**What is expected**
Pull every line containing the word "likes" out of the material below.

**Data to use**
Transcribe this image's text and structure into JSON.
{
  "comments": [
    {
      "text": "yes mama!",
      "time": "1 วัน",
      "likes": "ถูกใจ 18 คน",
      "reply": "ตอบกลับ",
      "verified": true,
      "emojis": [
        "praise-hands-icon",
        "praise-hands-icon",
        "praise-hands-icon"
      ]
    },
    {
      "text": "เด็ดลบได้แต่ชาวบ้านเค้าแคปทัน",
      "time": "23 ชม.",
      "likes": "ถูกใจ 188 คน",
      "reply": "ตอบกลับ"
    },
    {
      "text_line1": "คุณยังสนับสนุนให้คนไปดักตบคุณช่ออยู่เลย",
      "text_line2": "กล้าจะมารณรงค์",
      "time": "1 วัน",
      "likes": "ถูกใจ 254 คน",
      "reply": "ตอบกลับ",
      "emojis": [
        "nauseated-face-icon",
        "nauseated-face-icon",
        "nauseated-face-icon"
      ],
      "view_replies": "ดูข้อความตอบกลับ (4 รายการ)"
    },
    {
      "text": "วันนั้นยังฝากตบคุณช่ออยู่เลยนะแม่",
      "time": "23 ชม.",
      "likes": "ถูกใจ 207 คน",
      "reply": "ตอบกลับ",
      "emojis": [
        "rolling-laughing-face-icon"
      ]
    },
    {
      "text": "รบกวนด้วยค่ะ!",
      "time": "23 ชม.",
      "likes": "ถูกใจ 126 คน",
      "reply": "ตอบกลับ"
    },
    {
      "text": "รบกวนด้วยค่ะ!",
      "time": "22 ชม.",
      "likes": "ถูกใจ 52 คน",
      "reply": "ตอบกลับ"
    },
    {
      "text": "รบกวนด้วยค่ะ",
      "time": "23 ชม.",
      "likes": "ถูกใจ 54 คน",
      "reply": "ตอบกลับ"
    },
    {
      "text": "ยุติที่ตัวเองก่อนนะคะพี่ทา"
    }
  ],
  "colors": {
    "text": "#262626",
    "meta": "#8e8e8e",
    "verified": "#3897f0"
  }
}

**Exercise output**
      "likes": "ถูกใจ 18 คน",
      "likes": "ถูกใจ 188 คน",
      "likes": "ถูกใจ 254 คน",
      "likes": "ถูกใจ 207 คน",
      "likes": "ถูกใจ 126 คน",
      "likes": "ถูกใจ 52 คน",
      "likes": "ถูกใจ 54 คน",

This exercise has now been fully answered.